From afar, I heard, “Pronto, pronto, Qual e il problema?”
Oh hell, my Italian is not all that good, and, with panic just around the corner, it’s not good at all. “Help!”
In very broken English (he was on the verge of hysteria, and his English was about as good as my Italian), he asked, “Where are you?”
Where did he think I was? “I’m in the elevator.”
“Si signorina, a che piano?”
“On what floor?”
“I don’t know. The elevator just stopped.”
“I need for you to open the door.”
There was more than one set of doors in the elevator. I went to one and pressed my hands against the door and attempted to drag it to an open position. This is not an easy thing to do when the lift isn’t functioning. Finally, the door was open. I faced a wall.
“What do you see?”
“A brick wall.”
“I need for you to open the other door.”
Again, drag and pull– another brick wall.
“What do you see?”
“Oh my God, I’m entombed!”
“It’s another wall!”
“Solo un momento.” And then there was “the sound of silence.”
I recalled a movie where an elevator crashed. Someone remarked, if the people hadn’t been standing, they might have survived, but their spinal columns were shattered when the elevator jolted to the bottom of the shaft.
“Signorina? I am going to pull you up.”

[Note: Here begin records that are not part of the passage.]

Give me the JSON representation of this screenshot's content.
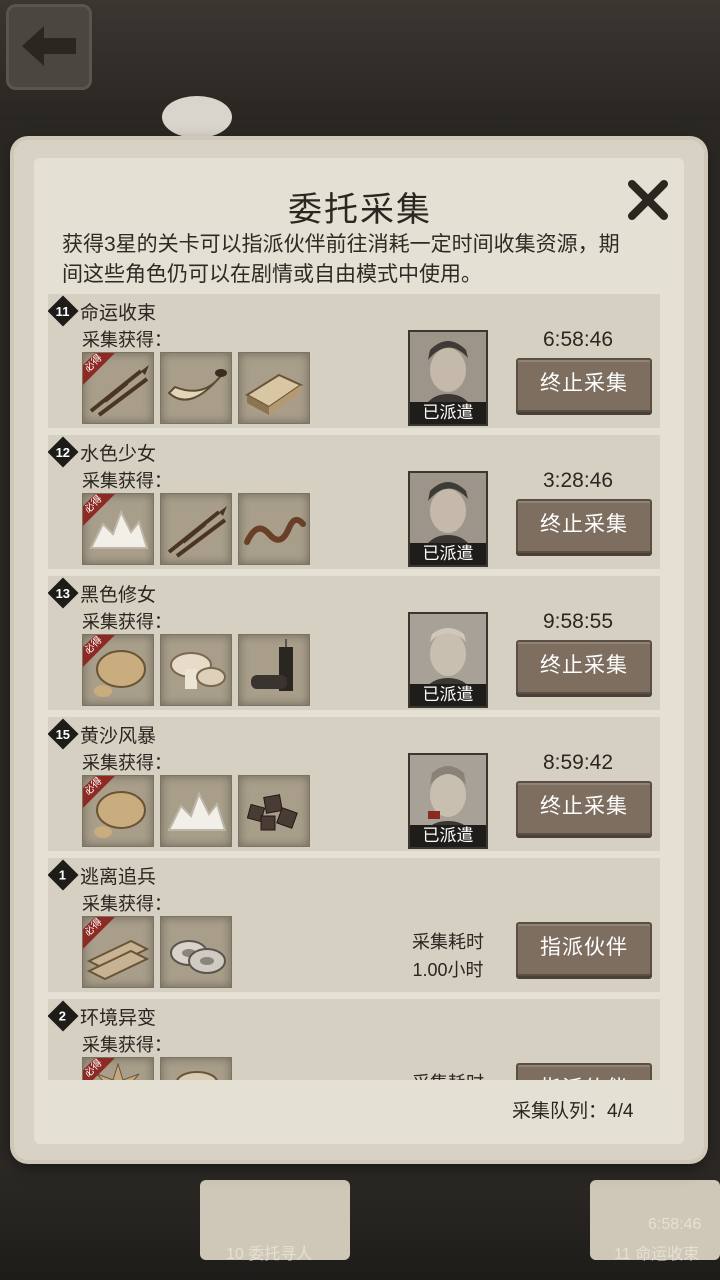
{
  "dialog": {
    "title": "委托采集",
    "description": "获得3星的关卡可以指派伙伴前往消耗一定时间收集资源，期间这些角色仍可以在剧情或自由模式中使用。",
    "queue_label": "采集队列：4/4"
  },
  "rows": [
    {
      "num": "11",
      "name": "命运收束",
      "gather_label": "采集获得：",
      "must_label": "必得",
      "items": [
        "arrows-icon",
        "horn-icon",
        "wood-plank-icon"
      ],
      "status": "已派遣",
      "timer": "6:58:46",
      "button": "终止采集"
    },
    {
      "num": "12",
      "name": "水色少女",
      "gather_label": "采集获得：",
      "must_label": "必得",
      "items": [
        "salt-crystal-icon",
        "arrows-icon",
        "worm-icon"
      ],
      "status": "已派遣",
      "timer": "3:28:46",
      "button": "终止采集"
    },
    {
      "num": "13",
      "name": "黑色修女",
      "gather_label": "采集获得：",
      "must_label": "必得",
      "items": [
        "stone-ore-icon",
        "mushroom-icon",
        "candle-icon"
      ],
      "status": "已派遣",
      "timer": "9:58:55",
      "button": "终止采集"
    },
    {
      "num": "15",
      "name": "黄沙风暴",
      "gather_label": "采集获得：",
      "must_label": "必得",
      "items": [
        "stone-ore-icon",
        "salt-crystal-icon",
        "metal-scrap-icon"
      ],
      "status": "已派遣",
      "timer": "8:59:42",
      "button": "终止采集"
    },
    {
      "num": "1",
      "name": "逃离追兵",
      "gather_label": "采集获得：",
      "must_label": "必得",
      "items": [
        "timber-icon",
        "tape-roll-icon"
      ],
      "cost_label": "采集耗时",
      "cost_value": "1.00小时",
      "button": "指派伙伴"
    },
    {
      "num": "2",
      "name": "环境异变",
      "gather_label": "采集获得：",
      "must_label": "必得",
      "items": [
        "plant-icon",
        "unknown-item-icon"
      ],
      "cost_label": "采集耗时",
      "button": "指派伙伴"
    }
  ],
  "bottom": {
    "left_num": "10",
    "left_label": "委托寻人",
    "right_num": "11",
    "right_label": "命运收束",
    "right_time": "6:58:46"
  }
}
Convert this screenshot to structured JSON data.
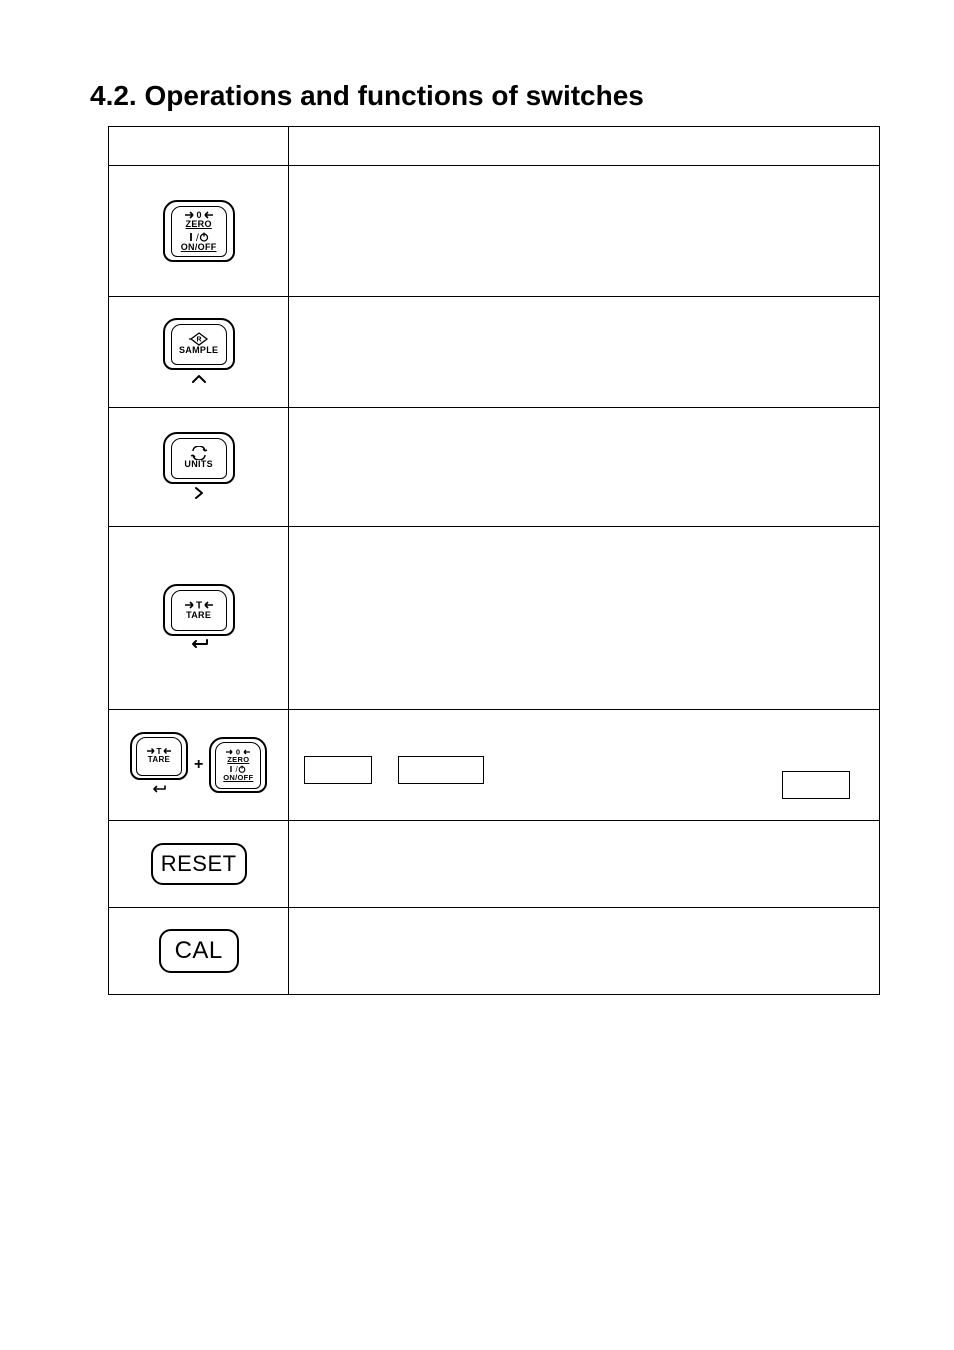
{
  "heading": "4.2. Operations and functions of switches",
  "keys": {
    "zero_onoff": {
      "top_symbol": "→0←",
      "top_label": "ZERO",
      "mid_symbol": "I/⏻",
      "bottom_label": "ON/OFF"
    },
    "sample": {
      "label": "SAMPLE",
      "nav": "︿"
    },
    "units": {
      "label": "UNITS",
      "nav": "›"
    },
    "tare": {
      "top_symbol": "→T←",
      "label": "TARE",
      "nav": "↩"
    },
    "reset": {
      "label": "RESET"
    },
    "cal": {
      "label": "CAL"
    }
  },
  "combo": {
    "plus": "+"
  },
  "row5": {
    "gap1": " ",
    "gap2": " ",
    "gap3": " "
  }
}
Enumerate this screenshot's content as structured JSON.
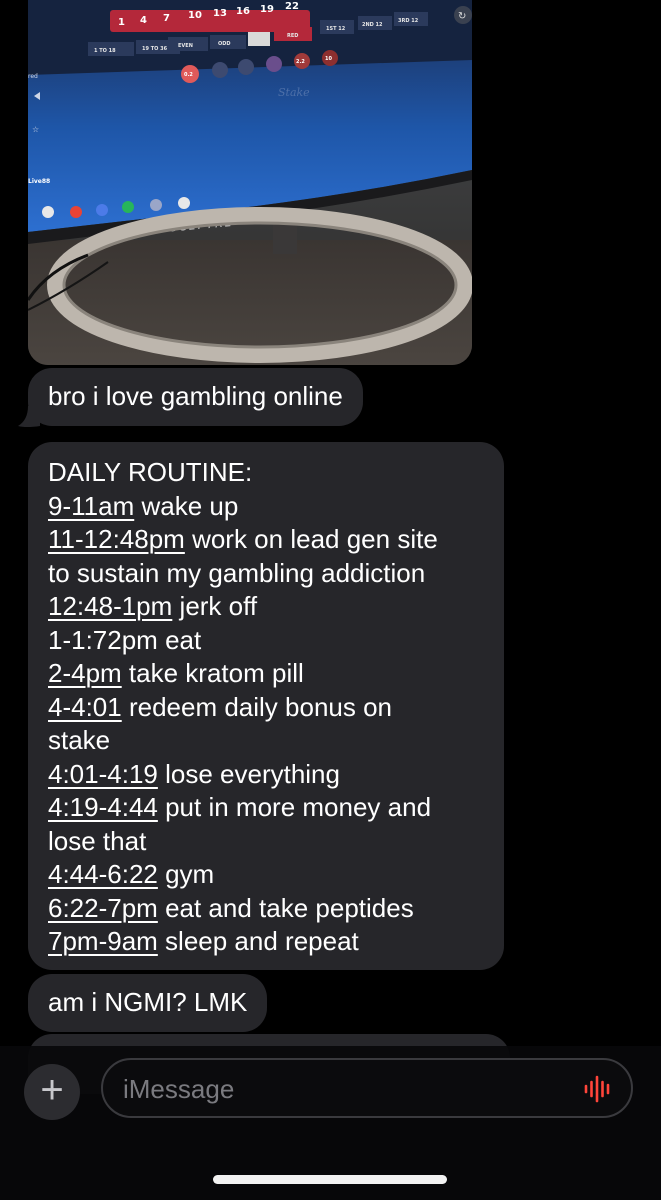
{
  "photo": {
    "numbers_row": [
      "1",
      "4",
      "7",
      "10",
      "13",
      "16",
      "19",
      "22"
    ],
    "bets_row": [
      "1 TO 18",
      "19 TO 36",
      "EVEN",
      "ODD",
      "RED",
      "1ST 12",
      "2ND 12",
      "3RD 12"
    ],
    "chips": [
      "0.2",
      "",
      "",
      "",
      "2.2",
      "10"
    ],
    "site_watermark": "Stake",
    "sidebar_label": "red",
    "live_label": "Live88",
    "monitor_brand": "SCEPTRE"
  },
  "messages": {
    "gambling": "bro i love gambling online",
    "routine_title": "DAILY ROUTINE:",
    "routine": [
      {
        "time": "9-11am",
        "text": " wake up"
      },
      {
        "time": "11-12:48pm",
        "text": " work on lead gen site"
      },
      {
        "time": "",
        "text": "to sustain my gambling addiction"
      },
      {
        "time": "12:48-1pm",
        "text": " jerk off"
      },
      {
        "time": "",
        "text": "1-1:72pm eat"
      },
      {
        "time": "2-4pm",
        "text": " take kratom pill"
      },
      {
        "time": "4-4:01",
        "text": " redeem daily bonus on"
      },
      {
        "time": "",
        "text": "stake"
      },
      {
        "time": "4:01-4:19",
        "text": " lose everything"
      },
      {
        "time": "4:19-4:44",
        "text": " put in more money and"
      },
      {
        "time": "",
        "text": "lose that"
      },
      {
        "time": "4:44-6:22",
        "text": " gym"
      },
      {
        "time": "6:22-7pm",
        "text": " eat and take peptides"
      },
      {
        "time": "7pm-9am",
        "text": " sleep and repeat"
      }
    ],
    "ngmi": "am i NGMI? LMK"
  },
  "input": {
    "placeholder": "iMessage",
    "value": ""
  },
  "colors": {
    "bubble_bg": "#26262a",
    "audio_icon": "#ff453a",
    "background": "#000000"
  }
}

With that, using what I guess was some kind of pulley system, he tugged, then tugged again. After each tug, the lift would move upward then settle down with a jarring bump. As I fell to the floor in an effort to save my spinal column, I prayed. “Please, God, I don’t want to die in an elevator crash.”
Finally, I saw a bit of light, then more and then the head of the man pulling me up. I have no idea what he thought when he saw me lying on the floor. Perhaps he believed I fainted. A few more pulls and I was free!
Yes, there are different types of isolation — some dramatic, others seemingly never-ending. We all hope this time of seclusion draws to a close, sooner rather than later.
One thought on “ON BEING ENTOMBED.”
The stuff of nightmares!